I was 17 when 9/11 happened, and I had to receive parental consent to join the Army National Guard. I was inspired to join by my grandfather. He was a World War II veteran and served in the U.S. Pacific fleet in the Navy. He was at Pearl Harbor and part of the occupying force in Japan. He was the kind of man who would look a person in the eye, shake their hand, do what they said they were going to do—that was from his military service, and I admired that about him.
I joined the National Guard in June 2002, and once I graduated from high school in 2003, I went to basic training. I was a 63 Sierra, which is a large-wheeled vehicle mechanic. I joined the 1-128th Infantry out of Eau Claire, Wisconsin, and was deployed twice, from 2004 to 2005 and 2009 to 2010.
Between deployments, I took firefighting courses and joined the Military Funeral Honors Program for the Wisconsin Army National Guard. When I returned stateside after 2010, I decided I wanted to use my Montgomery GI Bill to get a degree from Trinity International University and join the corporate world. A few years later, I ended up meeting a Walgreens team member at a Trinity alumni event, and she got me a job in May 2016.

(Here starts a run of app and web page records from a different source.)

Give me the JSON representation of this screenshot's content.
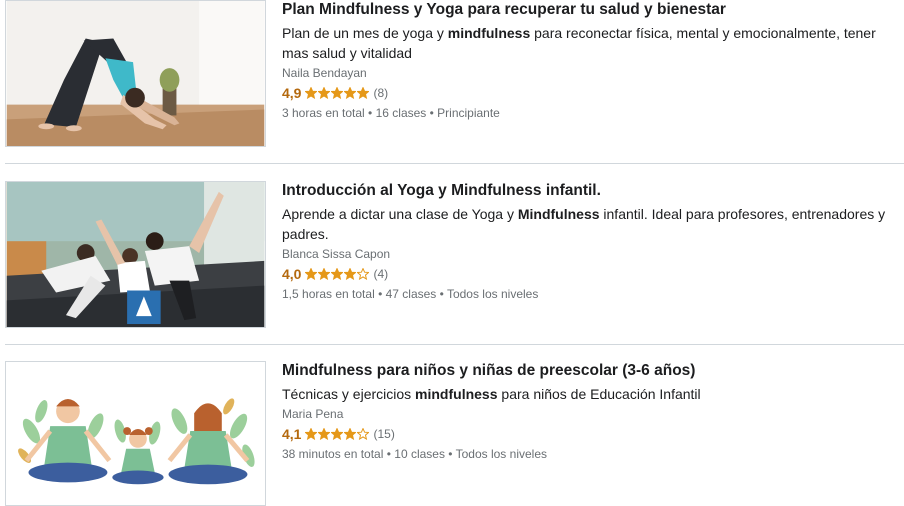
{
  "courses": [
    {
      "title": "Plan Mindfulness y Yoga para recuperar tu salud y bienestar",
      "headline_before": "Plan de un mes de yoga y ",
      "headline_bold": "mindfulness",
      "headline_after": " para reconectar física, mental y emocionalmente, tener mas salud y vitalidad",
      "instructor": "Naila Bendayan",
      "rating": "4,9",
      "rating_value": 4.9,
      "count": "(8)",
      "meta": "3 horas en total • 16 clases • Principiante"
    },
    {
      "title": "Introducción al Yoga y Mindfulness infantil.",
      "headline_before": "Aprende a dictar una clase de Yoga y ",
      "headline_bold": "Mindfulness",
      "headline_after": " infantil. Ideal para profesores, entrenadores y padres.",
      "instructor": "Blanca Sissa Capon",
      "rating": "4,0",
      "rating_value": 4.0,
      "count": "(4)",
      "meta": "1,5 horas en total • 47 clases • Todos los niveles"
    },
    {
      "title": "Mindfulness para niños y niñas de preescolar (3-6 años)",
      "headline_before": "Técnicas y ejercicios ",
      "headline_bold": "mindfulness",
      "headline_after": " para niños de Educación Infantil",
      "instructor": "Maria Pena",
      "rating": "4,1",
      "rating_value": 4.1,
      "count": "(15)",
      "meta": "38 minutos en total • 10 clases • Todos los niveles"
    }
  ],
  "colors": {
    "star": "#e59819",
    "rating_text": "#b4690e",
    "muted": "#6a6f73",
    "border": "#d1d7dc"
  }
}
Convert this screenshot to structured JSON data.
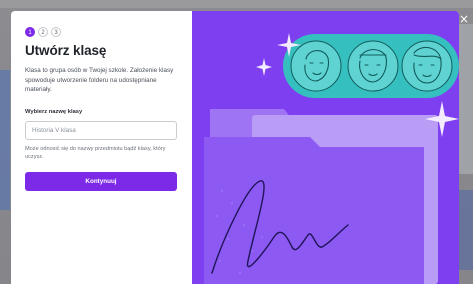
{
  "steps": [
    "1",
    "2",
    "3"
  ],
  "active_step": 1,
  "title": "Utwórz klasę",
  "description": "Klasa to grupa osób w Twojej szkole. Założenie klasy spowoduje utworzenie folderu na udostępniane materiały.",
  "class_name": {
    "label": "Wybierz nazwę klasy",
    "placeholder": "Historia V klasa",
    "value": "",
    "hint": "Może odnosić się do nazwy przedmiotu bądź klasy, który uczysz."
  },
  "continue_label": "Kontynuuj",
  "close_glyph": "×",
  "colors": {
    "accent": "#7d2ae8",
    "illustration_bg": "#7e3ff0",
    "avatar_pill": "#35c0bf"
  },
  "icons": [
    "close-icon",
    "sparkle-icon",
    "avatar-icon",
    "folder-illustration",
    "signature-scribble"
  ]
}
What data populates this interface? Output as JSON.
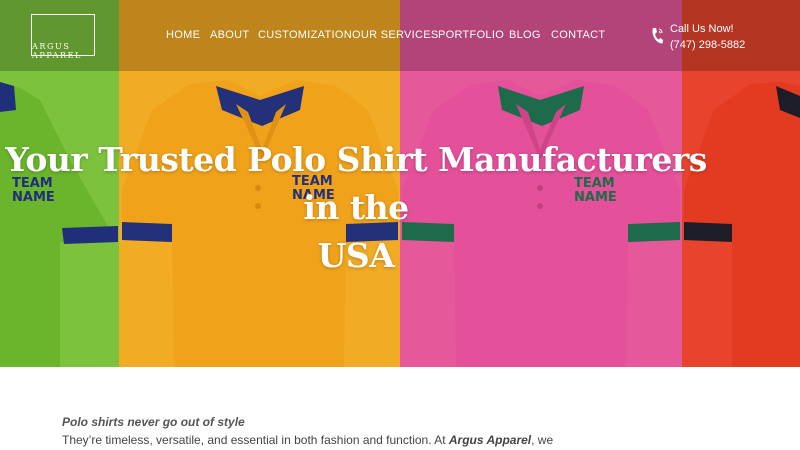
{
  "brand": {
    "name": "ARGUS APPAREL",
    "line1": "ARGUS",
    "line2": "APPAREL"
  },
  "nav": {
    "items": [
      {
        "label": "HOME"
      },
      {
        "label": "ABOUT"
      },
      {
        "label": "CUSTOMIZATION"
      },
      {
        "label": "OUR SERVICES"
      },
      {
        "label": "PORTFOLIO"
      },
      {
        "label": "BLOG"
      },
      {
        "label": "CONTACT"
      }
    ]
  },
  "phone": {
    "cta": "Call Us Now!",
    "number": "(747) 298-5882",
    "icon": "phone-icon"
  },
  "hero": {
    "headline_line1": "Your Trusted Polo Shirt Manufacturers in the",
    "headline_line2": "USA",
    "shirt_print_line1": "TEAM",
    "shirt_print_line2": "NAME",
    "colors": {
      "green": "#7cc23c",
      "yellow": "#f2ab25",
      "pink": "#e5589a",
      "red": "#e8442d"
    }
  },
  "intro": {
    "heading": "Polo shirts never go out of style",
    "text_before": "They’re timeless, versatile, and essential in both fashion and function. At ",
    "brand_em": "Argus Apparel",
    "text_after": ", we"
  }
}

Fast forward to today, I have been with Walgreens for almost seven years. I work as a senior analyst, program setup and maintenance, which means I work with hospitals, clinics and health centers to set them up with Walgreens services regarding the federal discount drug program. The majority of my day is spent on client calls, sorting through reports for insights on how to help a client’s program, and on internal calls related to improving systems and finding resolutions for challenging case studies. The best part is the people. While I’m in the platform setup stage, I get to know the clients over several months or sometimes years. I love helping people and knowing that the discount drug program I help implement is used for patients throughout the U.S.
In a typical day, I wake up at 6 a.m. and do my daily Bible devotionals before making breakfast. Honestly, God gets all the credit. I survived Iraq twice, which put my faith to the test, but I am still alive, and I credit Him for pulling me through many difficult and life-threatening scenarios. He has granted my wife and I many things we’ve desired: a family, children, a job that supports our lifestyle. My wife is a saint and home schools our 8-, 5- and 3-year-olds, and cares for our 18-month-old.
I start work between 7-7:30 a.m. I am spoiled to work from home often, and my kids now know that when daddy has his headset on, there’s no talking to daddy. I can enjoy lunch with my family if they’re home and schedules align. I aim to end my day between 3:30-5 p.m. It depends on when I get started and what my workload is—the department I work within has quarterly federal reporting periods and those days can be long.
In the evenings, I check in with my wife and kids about their days. We take walks and play outside and sometimes I go on a run. I ran in high school, the Army and in college, and I try to get in two to three runs a week. Once the kids are in bed, my wife and I will try and watch a show on TV before we get to sleep by 9 p.m.
It’s brought a lot back because we speak a common language. There’s a lot of branch of service jokes. The most rewarding part of joining has been service to others. We’ll send information to people on how to get care through the VA or other programs if they have someone in their family they need to care for. It’s not just veterans. It’s helping all those who have any sort of affiliation. And you don’t have to be a veteran to join. That’s the biggest plug. It’s for everyone.